**Assignment**
Scan the records that follow, and whenever a line has the word "Filter", copy it.
"""
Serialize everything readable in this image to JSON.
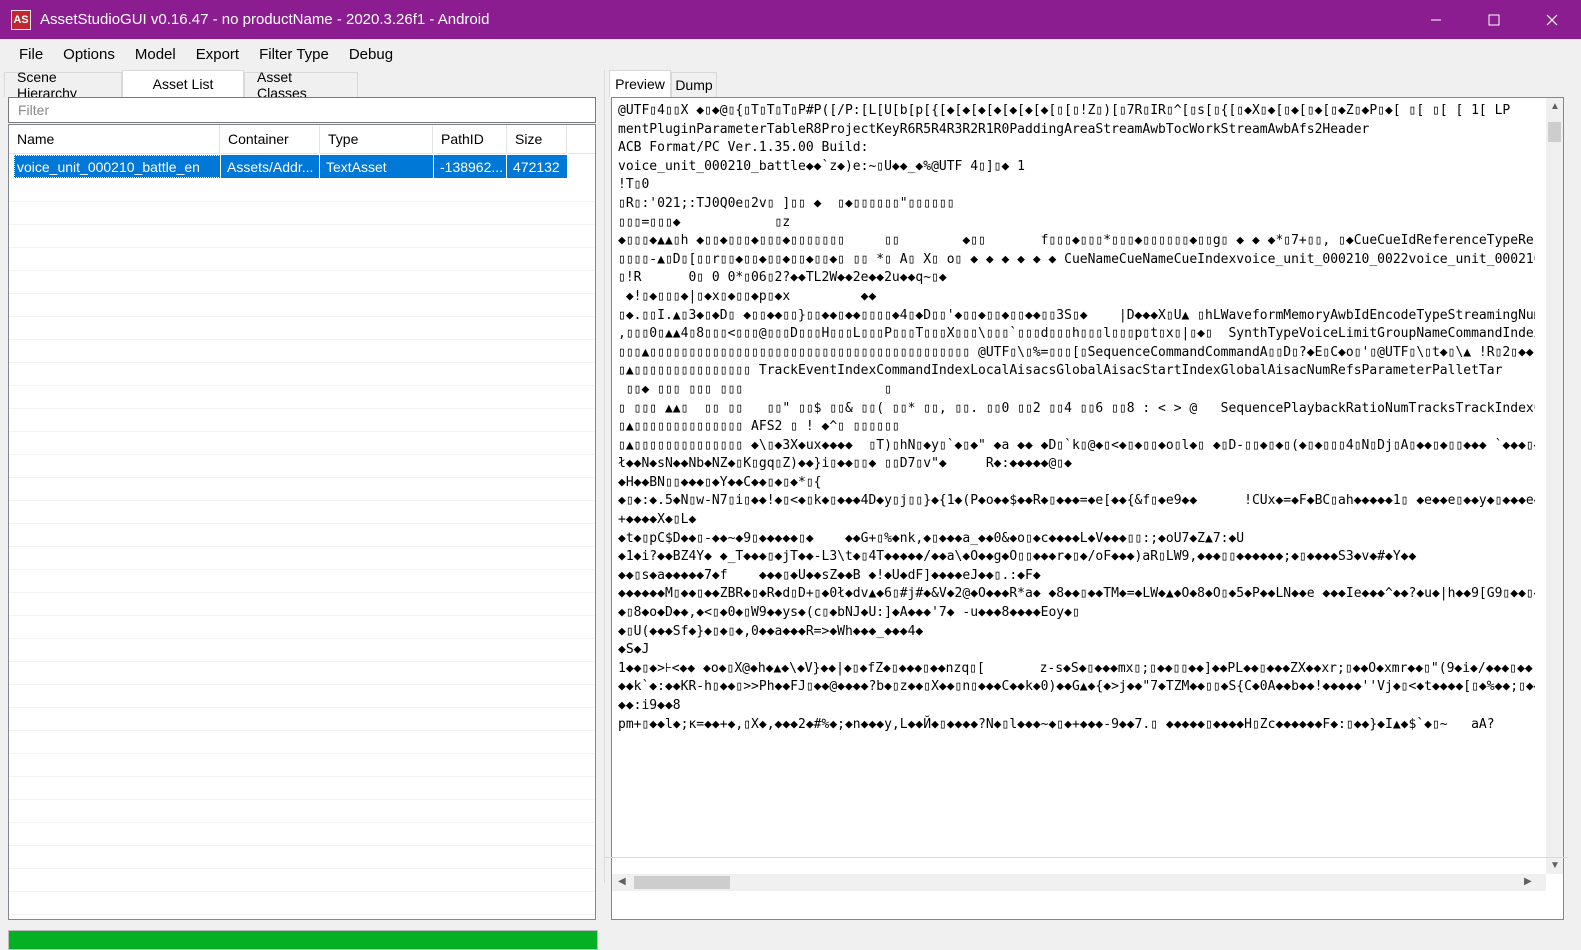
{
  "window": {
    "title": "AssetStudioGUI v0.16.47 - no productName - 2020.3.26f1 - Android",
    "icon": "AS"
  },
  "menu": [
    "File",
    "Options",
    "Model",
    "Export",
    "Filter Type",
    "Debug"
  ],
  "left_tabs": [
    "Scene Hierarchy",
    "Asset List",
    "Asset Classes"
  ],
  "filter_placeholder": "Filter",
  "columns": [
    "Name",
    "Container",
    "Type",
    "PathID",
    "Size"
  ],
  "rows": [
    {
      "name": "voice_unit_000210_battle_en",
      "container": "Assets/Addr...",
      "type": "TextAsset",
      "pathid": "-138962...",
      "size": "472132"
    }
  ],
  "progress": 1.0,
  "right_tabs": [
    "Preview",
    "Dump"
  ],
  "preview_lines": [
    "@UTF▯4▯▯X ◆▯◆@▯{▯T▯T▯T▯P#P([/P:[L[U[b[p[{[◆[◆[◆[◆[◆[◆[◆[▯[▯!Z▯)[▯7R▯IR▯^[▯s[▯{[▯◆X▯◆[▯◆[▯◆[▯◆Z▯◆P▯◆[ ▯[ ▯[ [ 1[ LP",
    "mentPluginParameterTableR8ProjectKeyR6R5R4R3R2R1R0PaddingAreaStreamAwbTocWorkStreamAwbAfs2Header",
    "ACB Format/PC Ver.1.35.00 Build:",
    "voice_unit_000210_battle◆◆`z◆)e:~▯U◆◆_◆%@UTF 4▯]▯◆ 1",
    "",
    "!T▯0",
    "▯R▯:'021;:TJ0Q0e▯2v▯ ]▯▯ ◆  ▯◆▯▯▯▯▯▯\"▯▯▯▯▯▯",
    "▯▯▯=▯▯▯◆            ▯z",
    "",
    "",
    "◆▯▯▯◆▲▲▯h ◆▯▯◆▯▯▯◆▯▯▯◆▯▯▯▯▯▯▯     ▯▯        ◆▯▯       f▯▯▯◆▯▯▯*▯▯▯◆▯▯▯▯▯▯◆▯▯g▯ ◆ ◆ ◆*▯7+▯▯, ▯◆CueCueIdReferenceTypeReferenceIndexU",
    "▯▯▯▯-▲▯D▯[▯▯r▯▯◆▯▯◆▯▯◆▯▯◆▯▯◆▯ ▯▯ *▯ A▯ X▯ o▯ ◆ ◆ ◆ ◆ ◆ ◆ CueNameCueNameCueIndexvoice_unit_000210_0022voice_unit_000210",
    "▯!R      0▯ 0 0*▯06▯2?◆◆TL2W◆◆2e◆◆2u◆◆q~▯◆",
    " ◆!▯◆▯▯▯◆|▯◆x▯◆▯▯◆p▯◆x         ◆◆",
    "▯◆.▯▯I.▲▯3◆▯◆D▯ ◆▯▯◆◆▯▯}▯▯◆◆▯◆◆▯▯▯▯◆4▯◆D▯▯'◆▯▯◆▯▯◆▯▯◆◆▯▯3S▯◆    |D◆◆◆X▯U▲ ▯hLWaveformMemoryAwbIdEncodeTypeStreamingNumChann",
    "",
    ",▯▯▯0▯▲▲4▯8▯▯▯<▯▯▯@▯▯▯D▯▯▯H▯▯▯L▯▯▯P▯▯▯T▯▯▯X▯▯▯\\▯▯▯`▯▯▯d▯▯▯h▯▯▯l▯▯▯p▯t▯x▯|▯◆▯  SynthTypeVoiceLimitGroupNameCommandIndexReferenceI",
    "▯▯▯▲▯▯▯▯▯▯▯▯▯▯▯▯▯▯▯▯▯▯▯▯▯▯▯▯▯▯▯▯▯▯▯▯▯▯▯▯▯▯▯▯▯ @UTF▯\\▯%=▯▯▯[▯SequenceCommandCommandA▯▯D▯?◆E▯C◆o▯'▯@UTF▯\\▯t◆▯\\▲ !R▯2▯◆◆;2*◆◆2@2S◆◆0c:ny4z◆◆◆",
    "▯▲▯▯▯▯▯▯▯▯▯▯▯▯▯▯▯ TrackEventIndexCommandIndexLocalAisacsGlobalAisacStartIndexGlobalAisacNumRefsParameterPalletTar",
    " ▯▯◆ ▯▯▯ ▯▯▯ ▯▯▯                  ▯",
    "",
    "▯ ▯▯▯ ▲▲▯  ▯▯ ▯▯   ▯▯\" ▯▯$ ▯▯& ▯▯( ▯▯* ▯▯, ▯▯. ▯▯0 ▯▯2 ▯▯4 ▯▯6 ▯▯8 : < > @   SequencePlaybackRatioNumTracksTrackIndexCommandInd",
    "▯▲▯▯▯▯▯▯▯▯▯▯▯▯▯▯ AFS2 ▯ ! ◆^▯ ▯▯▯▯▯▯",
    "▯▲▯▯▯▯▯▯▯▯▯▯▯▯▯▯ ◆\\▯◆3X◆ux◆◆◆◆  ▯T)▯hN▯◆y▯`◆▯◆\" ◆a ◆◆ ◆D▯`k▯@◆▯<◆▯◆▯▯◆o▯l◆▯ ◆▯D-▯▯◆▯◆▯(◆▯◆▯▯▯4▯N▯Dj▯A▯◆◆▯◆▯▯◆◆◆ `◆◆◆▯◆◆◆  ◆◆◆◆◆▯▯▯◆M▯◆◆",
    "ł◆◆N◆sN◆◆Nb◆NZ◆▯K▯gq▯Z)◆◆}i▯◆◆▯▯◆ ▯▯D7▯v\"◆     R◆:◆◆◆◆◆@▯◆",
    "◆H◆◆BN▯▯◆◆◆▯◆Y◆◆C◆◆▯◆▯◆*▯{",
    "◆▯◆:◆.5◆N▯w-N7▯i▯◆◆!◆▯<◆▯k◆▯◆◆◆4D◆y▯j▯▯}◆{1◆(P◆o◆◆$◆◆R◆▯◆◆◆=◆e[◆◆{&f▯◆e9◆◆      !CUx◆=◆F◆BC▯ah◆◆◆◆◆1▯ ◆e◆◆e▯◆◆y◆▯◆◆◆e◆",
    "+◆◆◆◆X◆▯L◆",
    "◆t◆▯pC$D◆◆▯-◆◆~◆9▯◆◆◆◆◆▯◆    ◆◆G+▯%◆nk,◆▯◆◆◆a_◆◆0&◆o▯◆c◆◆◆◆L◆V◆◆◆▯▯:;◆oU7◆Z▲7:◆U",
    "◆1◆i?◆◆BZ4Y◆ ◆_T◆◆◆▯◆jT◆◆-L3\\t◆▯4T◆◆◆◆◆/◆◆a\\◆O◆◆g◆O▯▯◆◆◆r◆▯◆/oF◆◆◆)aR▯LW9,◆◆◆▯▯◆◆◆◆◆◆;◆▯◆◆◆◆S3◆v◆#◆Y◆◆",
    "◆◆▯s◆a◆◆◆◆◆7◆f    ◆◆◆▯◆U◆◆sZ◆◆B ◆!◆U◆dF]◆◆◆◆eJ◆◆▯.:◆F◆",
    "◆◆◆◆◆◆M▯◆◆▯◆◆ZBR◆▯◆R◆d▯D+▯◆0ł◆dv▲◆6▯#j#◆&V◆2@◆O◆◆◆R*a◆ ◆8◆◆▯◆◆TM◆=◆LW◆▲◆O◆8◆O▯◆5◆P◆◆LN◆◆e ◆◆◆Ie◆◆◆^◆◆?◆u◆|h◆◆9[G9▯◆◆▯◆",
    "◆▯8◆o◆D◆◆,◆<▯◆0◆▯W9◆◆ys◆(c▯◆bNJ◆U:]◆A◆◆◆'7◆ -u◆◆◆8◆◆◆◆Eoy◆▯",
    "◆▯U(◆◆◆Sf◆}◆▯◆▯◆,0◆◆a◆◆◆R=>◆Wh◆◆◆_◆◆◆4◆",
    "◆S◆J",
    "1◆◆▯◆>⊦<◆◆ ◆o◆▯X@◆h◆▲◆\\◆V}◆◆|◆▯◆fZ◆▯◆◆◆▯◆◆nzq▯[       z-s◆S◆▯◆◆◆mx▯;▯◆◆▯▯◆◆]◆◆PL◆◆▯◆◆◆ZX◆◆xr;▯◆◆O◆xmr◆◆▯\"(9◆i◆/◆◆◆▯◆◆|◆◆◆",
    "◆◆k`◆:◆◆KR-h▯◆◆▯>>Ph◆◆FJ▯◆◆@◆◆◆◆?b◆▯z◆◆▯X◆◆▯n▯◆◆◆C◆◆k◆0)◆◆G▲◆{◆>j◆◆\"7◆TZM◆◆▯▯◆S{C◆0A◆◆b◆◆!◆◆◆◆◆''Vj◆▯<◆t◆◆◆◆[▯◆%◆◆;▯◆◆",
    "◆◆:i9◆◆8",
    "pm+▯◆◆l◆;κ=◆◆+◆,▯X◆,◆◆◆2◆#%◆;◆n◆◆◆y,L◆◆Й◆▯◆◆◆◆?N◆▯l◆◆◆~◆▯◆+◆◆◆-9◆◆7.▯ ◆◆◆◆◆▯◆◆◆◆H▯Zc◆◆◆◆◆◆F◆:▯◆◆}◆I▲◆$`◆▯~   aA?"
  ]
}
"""
**Exercise response**
    "Filter Type",
  "filter_placeholder": "Filter",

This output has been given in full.